The DeanBeat: Can Microsoft’s Kinect gain cred from hardcore gamers?

Microsoft’s Kinect has always held out tantalizing promises. As a user interface, it brings computing devices to the edge of greatness but falls just a little short of our dreams of the Star Trek holodeck or the cool transparent, gesture-controlled computer that Tom Cruise used in the sci-fi film Minority Report. You can fantasize about being a Jedi Knight in Kinect Star Wars…until the system fails to recognize your lightsaber attack and you get pummeled instead.

With Kinect, Skyrim’s Dragon Shouts are easier to bellow (hands-on)

Microsoft’s Kinect motion-sensing system is making its way into hardcore games, but not in the way everyone thought. The Elder Scrolls V: Skyrim, one of the hottest-selling games from the fall, will exploit the voice-recognition feature in Kinect so that you can more easily navigate through the game’s complex interface. And you can cast spells more easily by shouting them.

GamesBeat Weekly Roundup

Here are some of the stories that ran on GamesBeat this week. We’re running more articles exclusively in the GamesBeat section of VentureBeat, particularly when they’re mainly of interest to our game readers. The broader-interest posts will continue to run on VentureBeat as well. Please visit the GamesBeat section to catch up on the latest game news. We’re ramping up our game coverage, so you’ll find a larger amount of deeper news at GamesBeat.

Microsoft launches Kinect for Windows aimed at developers and businesses

Microsoft today launched the Kinect for Windows commercial program, bringing the Xbox 360 motion-sensing peripheral’s hardware and software to the PC platform.
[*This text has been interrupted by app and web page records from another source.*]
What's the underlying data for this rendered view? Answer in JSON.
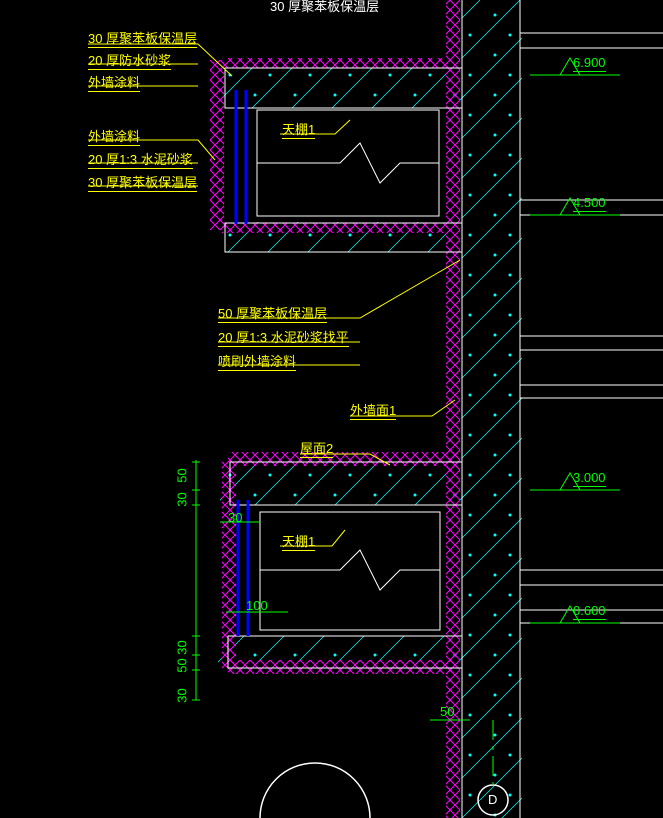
{
  "annotations": {
    "top_partial": "30 厚聚苯板保温层",
    "group1": {
      "l1": "30 厚聚苯板保温层",
      "l2": "20 厚防水砂浆",
      "l3": "外墙涂料"
    },
    "group2": {
      "l1": "外墙涂料",
      "l2": "20 厚1:3 水泥砂浆",
      "l3": "30 厚聚苯板保温层"
    },
    "group3": {
      "l1": "50 厚聚苯板保温层",
      "l2": "20 厚1:3 水泥砂浆找平",
      "l3": "喷刷外墙涂料"
    },
    "wall_label": "外墙面1",
    "roof_label": "屋面2",
    "ceiling_label": "天棚1"
  },
  "dims": {
    "d30": "30",
    "d50": "50",
    "d100": "100"
  },
  "elevations": {
    "e1": "6.900",
    "e2": "4.500",
    "e3": "3.000",
    "e4": "0.600"
  },
  "grid": {
    "d": "D"
  },
  "colors": {
    "magenta": "#ff00ff",
    "cyan": "#00ffff",
    "yellow": "#ffff00",
    "white": "#ffffff",
    "green": "#00ff00",
    "blue": "#0000ff"
  }
}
The company hopes businesses around the globe will take advantage of the Kinect to improve internal operations, build new customer experiences, and potentially revolutionize their respective industries.